If your author does not supply external image files together with their Word file, your options for extracting image files from the Word file depend both on the file type of the Word file (DOC or DOCX) and also on the type of images that are present. There are two fundamentally different types of image files:
Bitmap images are images such as photographs that are simply a collection of pixels, e.g. GIF, JPG, PNG, TIF, which eventually become blurred as they are enlarged.
Vector graphics are images that look the same even if they are magnified. Rather than being made up of pixels, they are made up of dynamic objects that are resized and redrawn by the source software as the image is resized. Examples include EPS, AI (Adobe Illustrator), EMF (Enhanced Metafile, used for transfer of images such as Excel charts or Powerpoint slides between Office applications) and WMF (Windows Metafile, the internal Office drawing format).
Extracting bitmap images from DOC files
If the author has supplied a DOC file, you can either use the eXtyles automated image export process at Activation or Cleanup, or you can copy and paste the bitmap images out of the file. Both of these alternatives are limited by the way in which bitmap images are stored in DOC files.
eXtyles can export bitmap images in a limited range of formats (JPG, GIF), and they are limited to a resolution of 72 d.p.i. If you attempt to copy bitmap images out of the Word file by hand, they will be copied to the clipboard at 72 d.p.i., so it is likely that they will suffer significant loss of resolution.
For these reasons, extracting bitmap images directly from DOC files is unlikely to be your preferred option, and may only be a workable option for the simplest images. There are other possible workflows that can be resorted to in extremis, such as printing the Word file to PDF and then using a graphics application that can open PDF (such as Adobe Photoshop) to grab better-quality representations of the images, but none of them is without its drawbacks.
Extracting bitmap images from DOCX files
Fortunately, the DOCX format allows much more satisfactory extraction of bitmap images. This is because the DOCX format stores a native (or near-native) copy of any embedded bitmap images.
This means that both automatic export of images on Activation or Cleanup by eXtyles and manual extraction can result in bitmap images that are identical or similar to the original graphics files prepared by the author.
To extract images from a DOCX file by hand, you can take advantage of the fact that the DOCX file is actually a ZIP archive. If you make a copy of the DOCX file and change the file extension by hand from .DOCX to .ZIP (ignoring Microsoft’s very sensible warning about the possible consequences of changing a file extension), you can then use WinZip or your preferred unzipping method to extract the contents of the DOCX file.
Inside the unzipped archive, you will find a subdirectory called “word” that contains a subdirectory called “media”. Inside the word\media subdirectory, you will find all of the image files that are contained in the DOCX file.

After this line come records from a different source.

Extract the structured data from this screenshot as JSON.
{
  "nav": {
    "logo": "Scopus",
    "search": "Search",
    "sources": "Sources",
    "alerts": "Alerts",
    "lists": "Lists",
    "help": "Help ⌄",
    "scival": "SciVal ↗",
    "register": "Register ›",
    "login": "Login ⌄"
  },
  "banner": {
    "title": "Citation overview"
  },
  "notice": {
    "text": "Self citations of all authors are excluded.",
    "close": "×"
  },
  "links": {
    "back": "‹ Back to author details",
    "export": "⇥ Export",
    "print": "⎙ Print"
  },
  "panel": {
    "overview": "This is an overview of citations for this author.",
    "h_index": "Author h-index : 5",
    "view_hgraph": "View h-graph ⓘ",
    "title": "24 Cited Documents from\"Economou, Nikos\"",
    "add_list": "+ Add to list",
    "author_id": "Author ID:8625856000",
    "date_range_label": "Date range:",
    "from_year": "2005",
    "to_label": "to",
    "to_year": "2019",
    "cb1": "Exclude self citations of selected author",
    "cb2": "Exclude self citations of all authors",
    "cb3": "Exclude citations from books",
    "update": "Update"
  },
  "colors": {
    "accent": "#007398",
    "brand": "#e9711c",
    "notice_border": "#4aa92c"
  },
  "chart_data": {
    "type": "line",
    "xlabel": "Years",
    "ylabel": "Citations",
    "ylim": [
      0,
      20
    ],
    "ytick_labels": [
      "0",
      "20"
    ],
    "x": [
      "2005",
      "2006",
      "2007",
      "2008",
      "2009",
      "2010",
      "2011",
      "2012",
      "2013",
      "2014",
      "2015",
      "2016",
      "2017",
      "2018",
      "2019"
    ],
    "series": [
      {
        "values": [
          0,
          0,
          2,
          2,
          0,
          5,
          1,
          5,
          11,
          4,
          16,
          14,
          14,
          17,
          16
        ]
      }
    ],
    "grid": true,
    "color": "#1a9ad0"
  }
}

Note: if you want to recover the DOCX file from the renamed ZIP file, you should change the file extension of the zipped archive back to DOCX rather than trying to rezip the extracted files into a new ZIP file that you then rename as a DOCX file, as any changes that you may have made to the unzipped files may prevent successful conversion back to a useable DOCX file.
Extracting vector graphics from Word files
Extracting vector graphics from Word depends on the availability of the source software (if you don’t have the source software installed, the best you can hope for is to obtain a WMF file by unzipping the DOCX file). And, even if you can access the original image file, most vector graphics formats cannot be used for online presentation in a browser, so you would need to convert the file to a bitmap format at some point for web presentation.
Although Word drawing objects and images created in other Office applications can be extracted from DOCX files in the same way as bitmap images, the resulting WMF or EMF files cannot be satisfactorily manipulated outside of the source Office application. From a DOC file, these images would be extracted by eXtyles as WMF files.
For these reasons, we would generally recommend that you should not attempt to use vector graphics embedded in Word in an XML workflow, but instead you should request the author to supply the images as external files in a bitmap format.